Nevitt likes using monitoring technology to help manage buildings, such as Leak Gopher, by Franklin, Tenn.–based Leak Intelligence, which can detect a leak in a building and turn the water off automatically, or devices from Lebanon, N.H.–based FreshAir Sensor, which can detect unauthorized smoking in a building, including of tobacco and marijuana. “It’s the only way to police,” she said. "Otherwise, we'd have to hire a full-time employee just to handle lease violations.”
To cut down on labor costs, Nevitt recommends paying attention to innovations like accessible pick-up zones for car-sharing services, backup electricity systems in case of an outage, and augmented-reality devices to show prospects apartments. “We figure it’s a 40-minute labor cycle to physically show somebody an apartment, and 70% don’t buy on the first visit, which leads to another 40-minute labor cycle,” she said.
Nevitt also points to digital detox spaces—tech-free zones inside a building that are dedicated to a phone-free experience, and coffee shops that can transform into a sushi bar in the evening via movable walls. Mirrors in the near future will be internet-enabled so that residents can practice their yoga poses, and closets will be so smart they'll help a tenant match outfits. She envisions vertical farming coming to high-rise buildings, especially product that features oversized patios.
Mail and package rooms are getting hipper and putting more onus on renters to retrieve their own goodies, and Nevitt likes Amazon’s locker service as another way to dial back labor costs. “Amazon will install lockers for free,” she said. “Our leasing agents were spending all their time delivering packages; we’re getting 100 packages a week for 350-unit buildings.”
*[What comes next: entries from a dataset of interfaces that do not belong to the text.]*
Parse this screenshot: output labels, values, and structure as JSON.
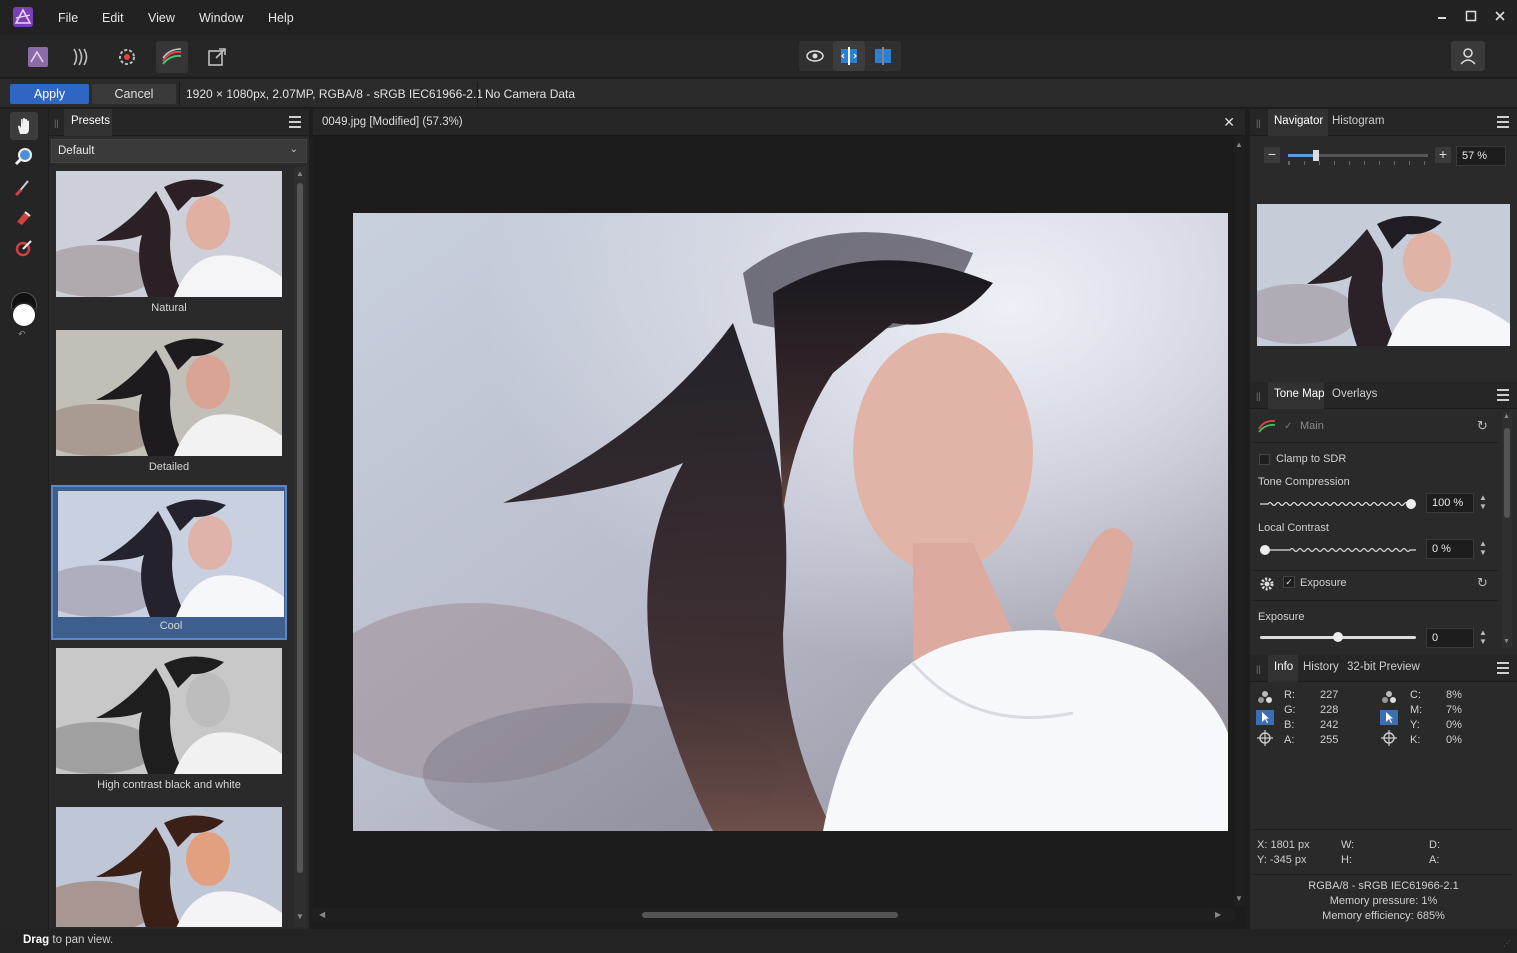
{
  "menu": {
    "items": [
      "File",
      "Edit",
      "View",
      "Window",
      "Help"
    ]
  },
  "context": {
    "apply_label": "Apply",
    "cancel_label": "Cancel",
    "doc_info": "1920 × 1080px, 2.07MP, RGBA/8 - sRGB IEC61966-2.1",
    "camera": "No Camera Data"
  },
  "presets_panel": {
    "tab": "Presets",
    "selected_preset": "Default",
    "items": [
      {
        "label": "Natural",
        "style": "natural"
      },
      {
        "label": "Detailed",
        "style": "detailed"
      },
      {
        "label": "Cool",
        "style": "cool",
        "selected": true
      },
      {
        "label": "High contrast black and white",
        "style": "bw"
      },
      {
        "label": "",
        "style": "warm"
      }
    ]
  },
  "document": {
    "title": "0049.jpg [Modified] (57.3%)"
  },
  "navigator": {
    "tabs": [
      "Navigator",
      "Histogram"
    ],
    "zoom": "57 %",
    "zoom_fraction": 0.2
  },
  "tonemap": {
    "tabs": [
      "Tone Map",
      "Overlays"
    ],
    "main_label": "Main",
    "clamp_label": "Clamp to SDR",
    "tone_compression_label": "Tone Compression",
    "tone_compression_value": "100 %",
    "tone_compression_fraction": 1.0,
    "local_contrast_label": "Local Contrast",
    "local_contrast_value": "0 %",
    "local_contrast_fraction": 0.0,
    "exposure_group_label": "Exposure",
    "exposure_label": "Exposure",
    "exposure_value": "0",
    "exposure_fraction": 0.5
  },
  "info": {
    "tabs": [
      "Info",
      "History",
      "32-bit Preview"
    ],
    "rgba": [
      {
        "k": "R:",
        "v": "227"
      },
      {
        "k": "G:",
        "v": "228"
      },
      {
        "k": "B:",
        "v": "242"
      },
      {
        "k": "A:",
        "v": "255"
      }
    ],
    "cmyk": [
      {
        "k": "C:",
        "v": "8%"
      },
      {
        "k": "M:",
        "v": "7%"
      },
      {
        "k": "Y:",
        "v": "0%"
      },
      {
        "k": "K:",
        "v": "0%"
      }
    ],
    "x": "X: 1801 px",
    "y": "Y: -345 px",
    "w": "W:",
    "h": "H:",
    "d": "D:",
    "a": "A:",
    "color_profile": "RGBA/8 - sRGB IEC61966-2.1",
    "memory_pressure": "Memory pressure: 1%",
    "memory_efficiency": "Memory efficiency: 685%"
  },
  "status": {
    "bold": "Drag",
    "rest": "to pan view."
  },
  "colors": {
    "accent": "#2f66c4",
    "selection": "#3e5f8e"
  }
}
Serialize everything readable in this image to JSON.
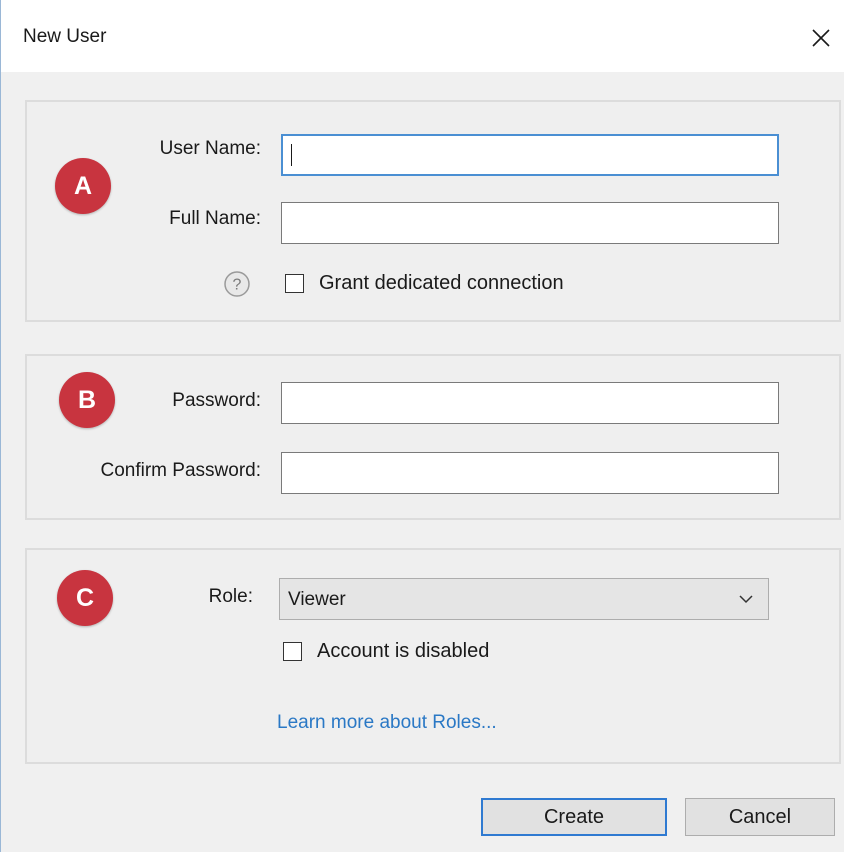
{
  "window": {
    "title": "New User"
  },
  "section_a": {
    "badge": "A",
    "user_name_label": "User Name:",
    "user_name_value": "",
    "full_name_label": "Full Name:",
    "full_name_value": "",
    "grant_label": "Grant dedicated connection",
    "grant_checked": false
  },
  "section_b": {
    "badge": "B",
    "password_label": "Password:",
    "password_value": "",
    "confirm_label": "Confirm Password:",
    "confirm_value": ""
  },
  "section_c": {
    "badge": "C",
    "role_label": "Role:",
    "role_value": "Viewer",
    "disabled_label": "Account is disabled",
    "disabled_checked": false,
    "learn_more": "Learn more about Roles..."
  },
  "buttons": {
    "create": "Create",
    "cancel": "Cancel"
  },
  "colors": {
    "badge": "#c8343f",
    "link": "#2a78c5",
    "focus": "#4a8fd3",
    "dialog_bg": "#f0f0f0"
  }
}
Statement flooring appears to be another trend, along with circadian lighting systems. In upscale buildings, private panic rooms are popular, along with refrigerators that tell you when the food has expired. In the bath, showers with seats are desirable and sinks should be single basin and 14 to 16 inches deep. High-quality faucets are a must. Gas fireplaces are now a good idea, along with appliances that reveal when they're about to fail.
Of course, the lifeline connecting all these bells and whistles in terms of bandwidth can't be ignored. “We’re now connecting units with 1 gig of fiber per home, when it used to be 1 gig for the whole property,” said Nevitt. “We offer 30% of that speed for $69 and they pay extra by volume for the gigs used, so we don’t turn it on for everybody.”
Nevitt also likes to imagine that, one day, owners and operators will be able to use an app to rate their renters, but, so far, that is still a ways off.
This article first appeared on the website of MFE sister brand BUILDER.